The primary difference between this bill and others relating to toxic exposure is that it is inclusive and provides everyone affected by this tragedy with an opportunity for compensation. The bill permits “anyone who lived, worked, served, or was otherwise exposed at the base (including in utero exposure) at the base from August 1, 1953, to December 31, 1987, for at least 30 days, exposed to the water, and suffered injuries” to file lawsuit against the United States government. These claims will be handled like a personal injury mass tort and can only be filed in the U.S. District Court of the Eastern District of North Carolina, located in Raleigh, North Carolina.

To recover compensation under the Act, individuals and families must present evidence that is either:

  • “Sufficient to conclude that a causal relationship exists; or
  • “Sufficient to conclude that a causal relationship is at least as likely as not.”

Essentially, filing a claim is not enough.
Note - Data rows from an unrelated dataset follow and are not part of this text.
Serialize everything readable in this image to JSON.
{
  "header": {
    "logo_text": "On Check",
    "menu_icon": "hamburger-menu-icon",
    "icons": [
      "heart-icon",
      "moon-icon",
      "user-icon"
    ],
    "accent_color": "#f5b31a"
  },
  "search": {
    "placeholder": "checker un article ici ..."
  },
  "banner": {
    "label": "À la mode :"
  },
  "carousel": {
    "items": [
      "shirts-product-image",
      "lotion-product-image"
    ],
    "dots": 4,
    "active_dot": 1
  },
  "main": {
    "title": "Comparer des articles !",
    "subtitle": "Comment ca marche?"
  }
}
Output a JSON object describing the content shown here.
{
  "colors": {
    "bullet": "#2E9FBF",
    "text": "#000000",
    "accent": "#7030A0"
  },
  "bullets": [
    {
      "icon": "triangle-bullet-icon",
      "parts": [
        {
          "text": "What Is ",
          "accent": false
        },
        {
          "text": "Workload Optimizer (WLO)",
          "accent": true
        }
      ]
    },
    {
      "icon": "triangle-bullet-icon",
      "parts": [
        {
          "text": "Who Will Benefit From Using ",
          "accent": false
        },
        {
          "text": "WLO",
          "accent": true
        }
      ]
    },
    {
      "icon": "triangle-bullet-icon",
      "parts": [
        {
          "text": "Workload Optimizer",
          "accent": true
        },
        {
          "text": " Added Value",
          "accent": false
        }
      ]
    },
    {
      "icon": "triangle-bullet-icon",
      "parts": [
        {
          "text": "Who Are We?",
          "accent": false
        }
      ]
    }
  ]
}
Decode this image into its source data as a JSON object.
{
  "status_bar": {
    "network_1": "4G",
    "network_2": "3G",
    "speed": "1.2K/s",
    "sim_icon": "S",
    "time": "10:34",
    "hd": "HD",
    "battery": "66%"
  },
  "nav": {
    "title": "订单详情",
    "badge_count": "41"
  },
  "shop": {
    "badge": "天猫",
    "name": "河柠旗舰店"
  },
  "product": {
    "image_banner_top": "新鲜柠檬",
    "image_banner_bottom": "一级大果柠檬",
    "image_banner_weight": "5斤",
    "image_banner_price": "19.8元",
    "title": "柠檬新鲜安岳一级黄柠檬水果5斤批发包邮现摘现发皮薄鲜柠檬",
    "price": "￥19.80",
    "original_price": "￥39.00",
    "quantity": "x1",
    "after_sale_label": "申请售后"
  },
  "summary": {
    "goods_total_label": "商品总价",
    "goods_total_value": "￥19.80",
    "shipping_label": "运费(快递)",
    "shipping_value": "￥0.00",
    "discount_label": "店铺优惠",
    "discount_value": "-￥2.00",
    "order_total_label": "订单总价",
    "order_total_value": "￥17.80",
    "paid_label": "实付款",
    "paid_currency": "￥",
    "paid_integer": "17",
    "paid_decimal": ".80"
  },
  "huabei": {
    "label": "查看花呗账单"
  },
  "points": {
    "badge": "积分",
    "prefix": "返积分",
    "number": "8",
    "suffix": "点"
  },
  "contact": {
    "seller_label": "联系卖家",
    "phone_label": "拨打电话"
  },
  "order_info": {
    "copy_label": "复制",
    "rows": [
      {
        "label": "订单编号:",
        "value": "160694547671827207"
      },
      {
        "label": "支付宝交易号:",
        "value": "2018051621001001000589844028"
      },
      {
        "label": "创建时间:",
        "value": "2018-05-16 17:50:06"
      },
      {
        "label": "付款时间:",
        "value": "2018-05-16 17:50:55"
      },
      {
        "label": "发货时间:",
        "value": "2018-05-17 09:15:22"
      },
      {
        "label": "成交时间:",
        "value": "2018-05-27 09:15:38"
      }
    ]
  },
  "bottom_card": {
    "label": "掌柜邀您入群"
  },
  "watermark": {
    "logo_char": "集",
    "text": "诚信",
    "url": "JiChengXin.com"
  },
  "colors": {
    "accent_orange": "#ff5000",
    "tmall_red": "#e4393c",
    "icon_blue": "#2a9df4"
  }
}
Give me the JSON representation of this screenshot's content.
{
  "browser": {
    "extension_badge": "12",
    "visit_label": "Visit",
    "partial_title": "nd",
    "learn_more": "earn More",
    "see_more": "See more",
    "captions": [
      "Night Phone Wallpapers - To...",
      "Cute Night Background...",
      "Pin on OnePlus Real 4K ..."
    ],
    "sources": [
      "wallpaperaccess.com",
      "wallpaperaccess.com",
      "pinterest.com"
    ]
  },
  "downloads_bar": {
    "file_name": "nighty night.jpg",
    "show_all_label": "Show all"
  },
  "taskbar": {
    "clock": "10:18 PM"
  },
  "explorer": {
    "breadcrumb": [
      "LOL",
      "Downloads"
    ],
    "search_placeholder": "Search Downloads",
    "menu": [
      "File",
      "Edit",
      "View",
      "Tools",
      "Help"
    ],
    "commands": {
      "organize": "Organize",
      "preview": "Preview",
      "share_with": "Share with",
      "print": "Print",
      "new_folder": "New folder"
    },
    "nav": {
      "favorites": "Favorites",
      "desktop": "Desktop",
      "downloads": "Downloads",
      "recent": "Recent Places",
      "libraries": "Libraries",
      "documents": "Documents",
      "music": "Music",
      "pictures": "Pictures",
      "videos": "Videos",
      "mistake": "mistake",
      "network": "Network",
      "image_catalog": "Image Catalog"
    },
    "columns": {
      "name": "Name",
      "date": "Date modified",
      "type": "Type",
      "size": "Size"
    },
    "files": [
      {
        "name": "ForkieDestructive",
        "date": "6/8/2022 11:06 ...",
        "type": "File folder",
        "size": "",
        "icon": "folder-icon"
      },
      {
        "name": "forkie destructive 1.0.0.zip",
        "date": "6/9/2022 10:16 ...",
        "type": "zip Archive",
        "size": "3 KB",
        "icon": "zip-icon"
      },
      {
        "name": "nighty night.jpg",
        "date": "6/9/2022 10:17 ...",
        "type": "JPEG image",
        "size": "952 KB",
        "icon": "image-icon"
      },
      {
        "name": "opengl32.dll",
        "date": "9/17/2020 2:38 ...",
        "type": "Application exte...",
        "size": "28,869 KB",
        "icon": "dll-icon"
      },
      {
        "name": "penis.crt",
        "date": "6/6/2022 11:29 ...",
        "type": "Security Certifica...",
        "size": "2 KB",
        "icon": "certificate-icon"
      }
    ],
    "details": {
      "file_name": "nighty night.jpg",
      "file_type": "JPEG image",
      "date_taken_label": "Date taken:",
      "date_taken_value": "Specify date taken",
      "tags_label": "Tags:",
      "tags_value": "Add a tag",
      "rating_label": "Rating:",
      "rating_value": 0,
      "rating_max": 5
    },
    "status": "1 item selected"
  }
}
Claimants need to provide clear evidence of their right to compensation which may include studies, medical records, and other forms of documentation. Claimants will also need to provide evidence depicting the long-term costs of their or their loved one’s medical conditions.

Included in the bill is a statute of limitations to file a claim which is two years from the date of the statute’s enactment. Before a claimant can file a Camp Lejeune Water Contamination Lawsuit, they must first exhaust their administrative remedies. Once they have received their final administrative denial, a claimant will have 180 days to file their claim in court which will apply even if the two-year limitations period has expired.

An earlier version of the bill included an additional two-year statute of limitation that would have allowed claims to be filed two years after the date of discovery of a contamination-related medical condition so long as the discovery occurred after the date of enactment. However, this portion was removed from the current bill and unless the law is amended all claimants will be subjected to the same two-year limitations period.